I’m interested in exploring the rather anarchic humour that seems to be present in a lot of your writing. Even in the title of the poems we published recently, ‘…Wittgenstein’s whoopee cushion‘, there’s a fine balance between heaviness and lightness. I’m wondering whether humour can actually perform a very serious function: the necessary function of standing up to power…
I’ve never been asked this question about my work, and I like how I’m needing to think through this properly even as I’m writing to you.

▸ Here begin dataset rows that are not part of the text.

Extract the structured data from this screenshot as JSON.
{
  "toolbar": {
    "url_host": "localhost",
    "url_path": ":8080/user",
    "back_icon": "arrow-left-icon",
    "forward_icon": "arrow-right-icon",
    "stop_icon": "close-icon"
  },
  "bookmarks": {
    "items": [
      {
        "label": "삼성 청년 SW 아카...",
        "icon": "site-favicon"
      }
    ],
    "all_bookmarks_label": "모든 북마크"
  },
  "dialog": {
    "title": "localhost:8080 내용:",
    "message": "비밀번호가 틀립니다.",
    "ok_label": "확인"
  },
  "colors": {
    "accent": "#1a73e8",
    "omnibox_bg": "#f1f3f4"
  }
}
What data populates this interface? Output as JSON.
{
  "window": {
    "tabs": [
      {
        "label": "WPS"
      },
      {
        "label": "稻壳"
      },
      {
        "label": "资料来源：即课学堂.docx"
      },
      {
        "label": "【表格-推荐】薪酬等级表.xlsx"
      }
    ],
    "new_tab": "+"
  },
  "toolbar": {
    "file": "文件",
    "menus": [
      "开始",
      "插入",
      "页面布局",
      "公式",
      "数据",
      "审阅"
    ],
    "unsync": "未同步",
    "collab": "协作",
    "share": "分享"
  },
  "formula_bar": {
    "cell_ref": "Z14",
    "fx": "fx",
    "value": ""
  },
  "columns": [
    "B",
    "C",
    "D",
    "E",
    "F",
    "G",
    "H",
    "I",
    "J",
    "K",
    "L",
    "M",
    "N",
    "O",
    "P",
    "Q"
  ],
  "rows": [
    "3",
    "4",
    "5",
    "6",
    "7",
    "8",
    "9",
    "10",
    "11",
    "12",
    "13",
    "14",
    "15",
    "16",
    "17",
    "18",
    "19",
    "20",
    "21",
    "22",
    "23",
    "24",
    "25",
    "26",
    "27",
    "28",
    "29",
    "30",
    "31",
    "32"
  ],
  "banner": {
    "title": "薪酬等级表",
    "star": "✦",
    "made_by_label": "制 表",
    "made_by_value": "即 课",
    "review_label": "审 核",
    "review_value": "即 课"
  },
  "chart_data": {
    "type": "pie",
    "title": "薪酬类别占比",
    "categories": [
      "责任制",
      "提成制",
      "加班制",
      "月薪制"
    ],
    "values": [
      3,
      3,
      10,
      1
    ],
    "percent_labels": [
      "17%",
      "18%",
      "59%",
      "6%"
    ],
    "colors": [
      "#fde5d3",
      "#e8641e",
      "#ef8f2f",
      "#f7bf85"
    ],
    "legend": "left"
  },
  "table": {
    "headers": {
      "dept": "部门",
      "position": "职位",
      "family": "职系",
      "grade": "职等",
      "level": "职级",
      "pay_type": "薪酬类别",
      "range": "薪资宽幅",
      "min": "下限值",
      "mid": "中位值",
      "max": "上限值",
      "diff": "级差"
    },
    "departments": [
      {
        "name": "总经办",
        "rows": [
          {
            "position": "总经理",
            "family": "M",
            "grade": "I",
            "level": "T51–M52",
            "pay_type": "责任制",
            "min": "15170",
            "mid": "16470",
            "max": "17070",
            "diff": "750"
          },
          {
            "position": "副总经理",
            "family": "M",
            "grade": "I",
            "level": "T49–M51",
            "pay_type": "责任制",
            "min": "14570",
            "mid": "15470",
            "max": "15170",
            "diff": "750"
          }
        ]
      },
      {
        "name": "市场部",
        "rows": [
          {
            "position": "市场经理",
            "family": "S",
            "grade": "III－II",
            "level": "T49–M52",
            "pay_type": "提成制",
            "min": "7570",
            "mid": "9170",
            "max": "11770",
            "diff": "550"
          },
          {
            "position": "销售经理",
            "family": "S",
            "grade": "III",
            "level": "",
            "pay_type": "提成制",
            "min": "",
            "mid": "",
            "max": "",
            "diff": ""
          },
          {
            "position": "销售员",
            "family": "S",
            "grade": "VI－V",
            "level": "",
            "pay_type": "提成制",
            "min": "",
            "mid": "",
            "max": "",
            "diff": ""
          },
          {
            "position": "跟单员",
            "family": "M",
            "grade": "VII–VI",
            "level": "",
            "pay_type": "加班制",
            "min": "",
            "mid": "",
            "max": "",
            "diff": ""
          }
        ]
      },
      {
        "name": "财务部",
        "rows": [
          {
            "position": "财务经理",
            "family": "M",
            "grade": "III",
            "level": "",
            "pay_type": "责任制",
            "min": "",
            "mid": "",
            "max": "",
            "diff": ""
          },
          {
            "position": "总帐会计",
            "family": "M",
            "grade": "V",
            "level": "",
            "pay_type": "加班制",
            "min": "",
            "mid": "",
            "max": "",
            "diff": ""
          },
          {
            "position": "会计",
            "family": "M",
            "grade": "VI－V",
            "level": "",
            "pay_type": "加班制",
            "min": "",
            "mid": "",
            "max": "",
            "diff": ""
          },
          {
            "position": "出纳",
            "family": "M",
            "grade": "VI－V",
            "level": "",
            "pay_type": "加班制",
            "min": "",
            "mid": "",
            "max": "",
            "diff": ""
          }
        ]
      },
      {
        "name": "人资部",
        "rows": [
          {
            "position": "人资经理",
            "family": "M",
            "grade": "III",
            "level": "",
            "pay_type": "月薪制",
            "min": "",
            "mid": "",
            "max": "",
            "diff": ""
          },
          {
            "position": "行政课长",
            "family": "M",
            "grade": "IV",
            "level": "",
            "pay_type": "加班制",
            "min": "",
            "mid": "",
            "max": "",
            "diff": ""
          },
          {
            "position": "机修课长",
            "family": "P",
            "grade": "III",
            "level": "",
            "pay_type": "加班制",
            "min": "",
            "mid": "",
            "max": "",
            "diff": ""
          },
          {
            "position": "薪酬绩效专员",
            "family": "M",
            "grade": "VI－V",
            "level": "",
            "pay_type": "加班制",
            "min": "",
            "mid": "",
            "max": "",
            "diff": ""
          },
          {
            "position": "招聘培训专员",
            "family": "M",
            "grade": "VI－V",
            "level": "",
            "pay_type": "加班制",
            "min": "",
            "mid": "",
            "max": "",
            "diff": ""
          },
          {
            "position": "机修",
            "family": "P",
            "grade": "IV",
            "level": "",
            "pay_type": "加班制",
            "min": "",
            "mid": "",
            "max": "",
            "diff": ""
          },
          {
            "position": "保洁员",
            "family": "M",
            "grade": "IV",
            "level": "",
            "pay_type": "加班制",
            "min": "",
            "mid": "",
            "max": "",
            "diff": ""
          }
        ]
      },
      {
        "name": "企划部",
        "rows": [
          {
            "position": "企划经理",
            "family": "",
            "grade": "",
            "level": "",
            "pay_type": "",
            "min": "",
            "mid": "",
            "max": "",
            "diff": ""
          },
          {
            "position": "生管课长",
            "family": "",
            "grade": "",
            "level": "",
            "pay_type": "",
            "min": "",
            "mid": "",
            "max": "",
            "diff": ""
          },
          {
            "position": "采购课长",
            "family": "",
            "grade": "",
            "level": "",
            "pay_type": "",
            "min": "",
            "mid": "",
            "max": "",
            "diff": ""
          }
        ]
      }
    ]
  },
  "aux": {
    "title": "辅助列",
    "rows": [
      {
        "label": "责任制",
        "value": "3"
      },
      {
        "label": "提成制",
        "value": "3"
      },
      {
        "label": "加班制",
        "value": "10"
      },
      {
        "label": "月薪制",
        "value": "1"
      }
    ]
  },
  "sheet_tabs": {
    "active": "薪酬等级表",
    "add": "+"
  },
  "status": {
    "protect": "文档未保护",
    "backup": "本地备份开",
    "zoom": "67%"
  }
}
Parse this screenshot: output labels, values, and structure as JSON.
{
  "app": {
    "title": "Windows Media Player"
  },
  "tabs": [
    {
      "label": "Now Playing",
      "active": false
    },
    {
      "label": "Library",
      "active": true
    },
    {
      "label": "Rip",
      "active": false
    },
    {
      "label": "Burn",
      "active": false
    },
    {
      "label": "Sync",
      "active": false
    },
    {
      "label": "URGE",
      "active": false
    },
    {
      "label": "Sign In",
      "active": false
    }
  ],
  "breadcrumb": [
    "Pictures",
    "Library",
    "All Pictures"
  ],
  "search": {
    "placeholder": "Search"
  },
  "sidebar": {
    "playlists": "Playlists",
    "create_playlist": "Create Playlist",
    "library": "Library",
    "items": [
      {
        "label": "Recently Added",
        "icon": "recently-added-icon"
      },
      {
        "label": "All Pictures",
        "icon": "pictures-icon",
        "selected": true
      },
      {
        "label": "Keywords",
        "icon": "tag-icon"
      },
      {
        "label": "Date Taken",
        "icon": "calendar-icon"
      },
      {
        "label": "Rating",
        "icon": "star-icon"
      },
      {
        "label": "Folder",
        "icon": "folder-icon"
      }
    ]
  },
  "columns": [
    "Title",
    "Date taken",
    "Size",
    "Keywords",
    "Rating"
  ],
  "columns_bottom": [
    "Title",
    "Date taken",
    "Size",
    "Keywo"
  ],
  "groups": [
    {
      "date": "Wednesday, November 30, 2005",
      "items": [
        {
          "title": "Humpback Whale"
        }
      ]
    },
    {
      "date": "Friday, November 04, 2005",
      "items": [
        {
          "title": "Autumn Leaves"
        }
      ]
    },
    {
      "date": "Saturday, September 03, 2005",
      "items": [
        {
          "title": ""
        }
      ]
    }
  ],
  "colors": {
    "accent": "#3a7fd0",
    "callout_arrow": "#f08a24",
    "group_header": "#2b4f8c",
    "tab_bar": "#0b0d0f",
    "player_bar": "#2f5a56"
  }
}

I remember discovering Wayne C. Booth’s ‘A Rhetoric of Irony’ in 2005 or 2006, all while the very notion of irony seemed ready to be jettisoned out of fashion’s window post-9/11. It was as if the new millennium was starting with the strange quandary of denying what seemed undeniable. Up till that point, I’d always viewed irony as one of the most sophisticated kinds of literary genius, the way Anne Hathaway’s Austen defends its use in the film Becoming Jane. But there’s that scene when Ian Richardson’s Lord Chief Judge character tries to demystify her understanding of its virtues. Of the dark nature of the ironic, a sort of bared-fangs-behind-wide-smile moment. That made me rethink irony completely.
Even as I’m writing this out, processing your question, I’m intentionally deciding against using the crutch of others’ words, and being as plainspeaking as possible about my relationship with humour and comedy. Channelling this kind of bare-bones narrative is the closest thing to confessionalist writing I’ll ever come to. I feel sort of lightheaded — not entirely because of the bottle of red on the table — like Hafiz, whose poem about laughing with God made me smile all those years ago. There was a softness yet levity to his lines. I’m usually so happy burying my emotion — difficult and evasive, most of the time — in metaphor because allusion and the crafting of it seems to help most in my confrontation with my own person and issues.
In your question, there’s the more important matter of the public function of humour. Yes, humour can be a very empowering force in bringing into relief what power might attempt to conceal or sweep under the carpet of nonchalance.